Instead of simply continuing down this superhighway of borderlessness, let's just consider two sentences buried deep in a recent piece on the inside pages of the New York Times about a roadside explosive device in Iraq that killed three Americans in a vehicle. It's the sort of thing that Americans tend not to find strange in the least. So as an experiment, try, as I read it aloud, to take in the deep strangeness it represents:
The Americans were driving along a road used exclusively by the American military and reconstruction teams when a bomb, which local Iraqi security officials described as an improvised explosive device, went off. No Iraqi vehicles, even those of the army and the police, are allowed to use the road where the attack occurred, according to residents.
Keep in mind that this isn't a restricted road in Langley, Virginia. It's a road outside the Iraqi city of Falluja, where we conducted two massive, city-destroying assaults back in 2004; in other words, the road that "no Iraqi vehicles...are allowed to use" is thousands of miles and many borders away from Washington.
And that's nothing, really. If you want to know something about American "impunity"--a fine nineteenth-century word that should be more widely used today--when it comes to Iraq's borders, get your hands on the text of Order 17. That order was issued by our viceroy in Baghdad, L. Paul Bremer III, back in the salad days of the Bush administration, when that era's neocons thought the world was their oyster (or perhaps their oil well).

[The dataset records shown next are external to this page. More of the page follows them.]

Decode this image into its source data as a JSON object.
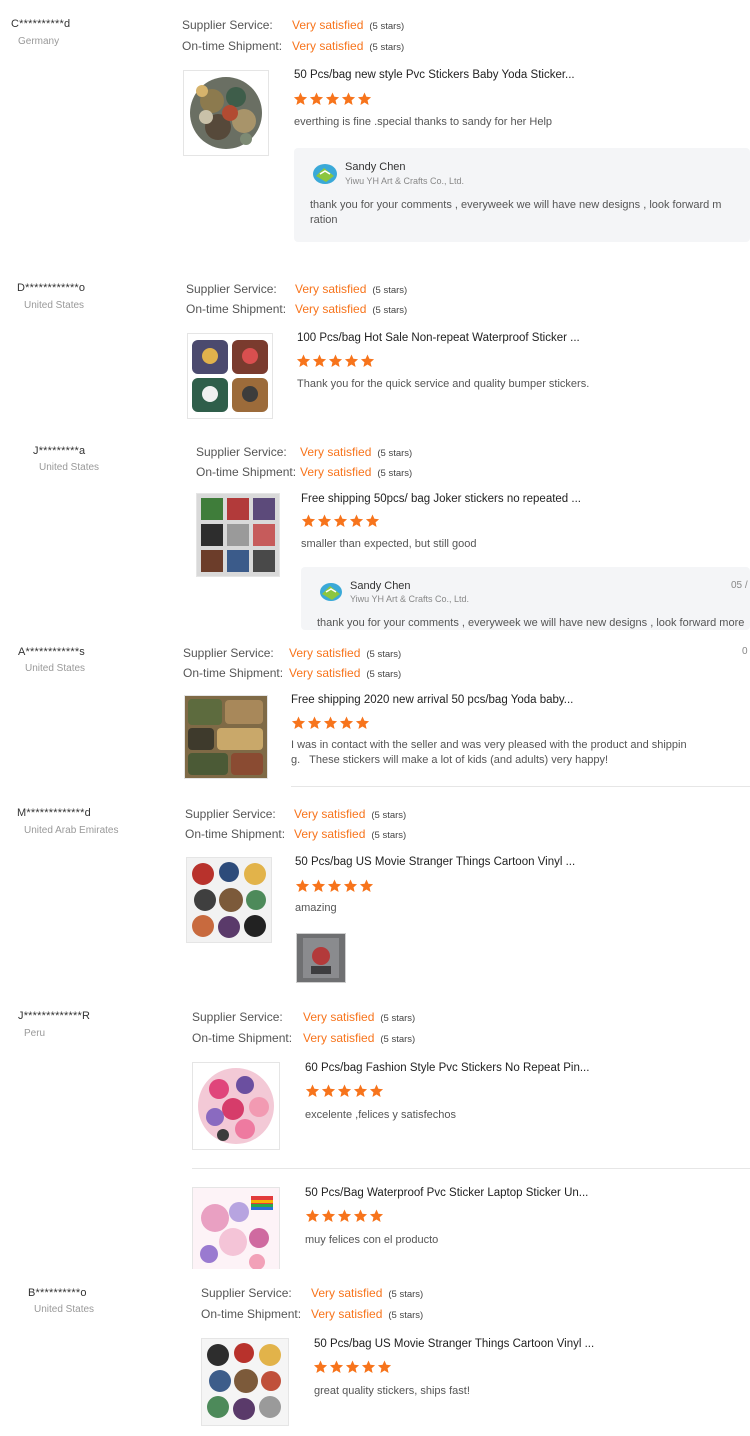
{
  "labels": {
    "supplier_service": "Supplier Service:",
    "on_time_shipment": "On-time Shipment:",
    "very_satisfied": "Very satisfied",
    "five_stars": "(5 stars)"
  },
  "colors": {
    "accent": "#f7741c",
    "star": "#f7741c",
    "reply_bg": "#f4f5f7"
  },
  "reviews": [
    {
      "buyer": "C**********d",
      "country": "Germany",
      "product": "50 Pcs/bag new style Pvc Stickers Baby Yoda Sticker...",
      "rating": 5,
      "comment": "everthing is fine .special thanks to sandy for her Help",
      "reply": {
        "name": "Sandy Chen",
        "company": "Yiwu YH Art & Crafts Co., Ltd.",
        "text_line1": "thank you for your comments , everyweek we will have new designs , look forward m",
        "text_line2": "ration"
      }
    },
    {
      "buyer": "D************o",
      "country": "United States",
      "product": "100 Pcs/bag Hot Sale Non-repeat Waterproof Sticker ...",
      "rating": 5,
      "comment": "Thank you for the quick service and quality bumper stickers."
    },
    {
      "buyer": "J*********a",
      "country": "United States",
      "product": "Free shipping 50pcs/ bag Joker stickers no repeated ...",
      "rating": 5,
      "comment": "smaller than expected, but still good",
      "reply": {
        "name": "Sandy Chen",
        "company": "Yiwu YH Art & Crafts Co., Ltd.",
        "text_line1": "thank you for your comments , everyweek we will have new designs , look forward more",
        "date": "05 /"
      }
    },
    {
      "buyer": "A************s",
      "country": "United States",
      "edge_fragment": "0",
      "product": "Free shipping 2020 new arrival 50 pcs/bag Yoda baby...",
      "rating": 5,
      "comment_line1": "I was in contact with the seller and was very pleased with the product and shippin",
      "comment_line2": "g.   These stickers will make a lot of kids (and adults) very happy!"
    },
    {
      "buyer": "M*************d",
      "country": "United Arab Emirates",
      "product": "50 Pcs/bag US Movie Stranger Things Cartoon Vinyl ...",
      "rating": 5,
      "comment": "amazing"
    },
    {
      "buyer": "J*************R",
      "country": "Peru",
      "items": [
        {
          "product": "60 Pcs/bag Fashion Style Pvc Stickers No Repeat Pin...",
          "rating": 5,
          "comment": "excelente ,felices y satisfechos"
        },
        {
          "product": "50 Pcs/Bag Waterproof Pvc Sticker Laptop Sticker Un...",
          "rating": 5,
          "comment": "muy felices con el producto"
        }
      ]
    },
    {
      "buyer": "B**********o",
      "country": "United States",
      "product": "50 Pcs/bag US Movie Stranger Things Cartoon Vinyl ...",
      "rating": 5,
      "comment": "great quality stickers, ships fast!"
    }
  ]
}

Promulgated on the eve of the supposed "return of sovereignty" to Iraq in 2004, Order 17 gave new meaning to the term "Free World." In intent, it was a perpetual American get-out-of-jail-free card. If I were the president of this college, I would assign Order 17 to be read as part of a campus-wide course on magical imperial realism. Here's but one passage I've summarized from that document:

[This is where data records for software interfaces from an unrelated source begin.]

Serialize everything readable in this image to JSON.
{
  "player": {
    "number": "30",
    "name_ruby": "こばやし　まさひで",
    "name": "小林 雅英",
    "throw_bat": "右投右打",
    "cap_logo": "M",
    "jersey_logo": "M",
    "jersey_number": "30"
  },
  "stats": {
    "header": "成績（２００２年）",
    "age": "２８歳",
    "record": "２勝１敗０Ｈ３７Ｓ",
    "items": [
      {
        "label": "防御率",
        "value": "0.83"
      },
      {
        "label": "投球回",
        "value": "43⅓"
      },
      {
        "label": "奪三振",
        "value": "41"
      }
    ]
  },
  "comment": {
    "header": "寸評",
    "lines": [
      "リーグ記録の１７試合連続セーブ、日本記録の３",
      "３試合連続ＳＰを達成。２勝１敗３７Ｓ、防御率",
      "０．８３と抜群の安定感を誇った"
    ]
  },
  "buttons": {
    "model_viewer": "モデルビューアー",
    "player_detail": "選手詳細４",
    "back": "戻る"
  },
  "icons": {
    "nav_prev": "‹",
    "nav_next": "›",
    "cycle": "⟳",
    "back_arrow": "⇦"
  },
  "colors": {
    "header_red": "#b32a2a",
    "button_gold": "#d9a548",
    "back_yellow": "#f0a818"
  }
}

All foreigners (read: Americans) involved in the occupation project were to be granted "freedom of movement without delay throughout Iraq," and neither their vessels, vehicles, nor aircraft were to be "subject to registration, licensing or inspection by the [Iraqi] Government." Nor in traveling would foreign diplomats, soldiers, consultants, or security guards, or any of their vehicles, vessels, or planes be subject to "dues, tolls, or charges, including landing and parking fees," and so on. And don't forget that on imports, including "controlled substances," there were to be no customs fees (or inspections), taxes, or much of anything else; nor was there to be the slightest charge for the use of occupied Iraqi "headquarters, camps, and other premises," nor for the use of electricity, water, or other utilities.